■ **Provided entries**
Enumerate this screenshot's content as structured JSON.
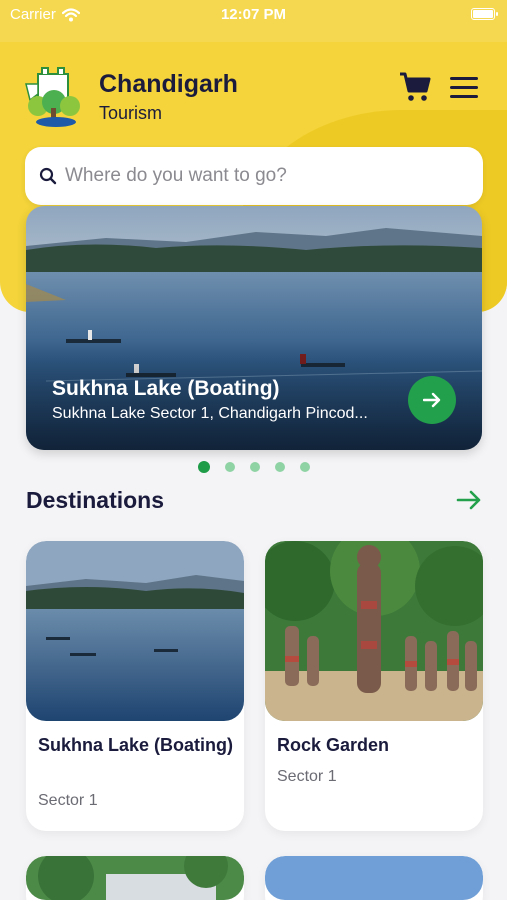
{
  "status_bar": {
    "carrier": "Carrier",
    "time": "12:07 PM"
  },
  "header": {
    "title": "Chandigarh",
    "subtitle": "Tourism"
  },
  "search": {
    "placeholder": "Where do you want to go?",
    "value": ""
  },
  "hero": {
    "title": "Sukhna Lake (Boating)",
    "address": "Sukhna Lake Sector 1, Chandigarh Pincod..."
  },
  "carousel": {
    "total": 5,
    "active": 0
  },
  "destinations": {
    "heading": "Destinations",
    "cards": [
      {
        "title": "Sukhna Lake (Boating)",
        "sector": "Sector 1"
      },
      {
        "title": "Rock Garden",
        "sector": "Sector 1"
      }
    ]
  },
  "colors": {
    "header_yellow": "#f4d43a",
    "accent_green": "#22a04b",
    "text_dark": "#1b1c3d"
  }
}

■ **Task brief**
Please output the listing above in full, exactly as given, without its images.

■ **Result of the exercise**
Enumerate this screenshot's content as structured JSON.
{
  "status_bar": {
    "carrier": "Carrier",
    "time": "12:07 PM"
  },
  "header": {
    "title": "Chandigarh",
    "subtitle": "Tourism"
  },
  "search": {
    "placeholder": "Where do you want to go?",
    "value": ""
  },
  "hero": {
    "title": "Sukhna Lake (Boating)",
    "address": "Sukhna Lake Sector 1, Chandigarh Pincod..."
  },
  "carousel": {
    "total": 5,
    "active": 0
  },
  "destinations": {
    "heading": "Destinations",
    "cards": [
      {
        "title": "Sukhna Lake (Boating)",
        "sector": "Sector 1"
      },
      {
        "title": "Rock Garden",
        "sector": "Sector 1"
      }
    ]
  },
  "colors": {
    "header_yellow": "#f4d43a",
    "accent_green": "#22a04b",
    "text_dark": "#1b1c3d"
  }
}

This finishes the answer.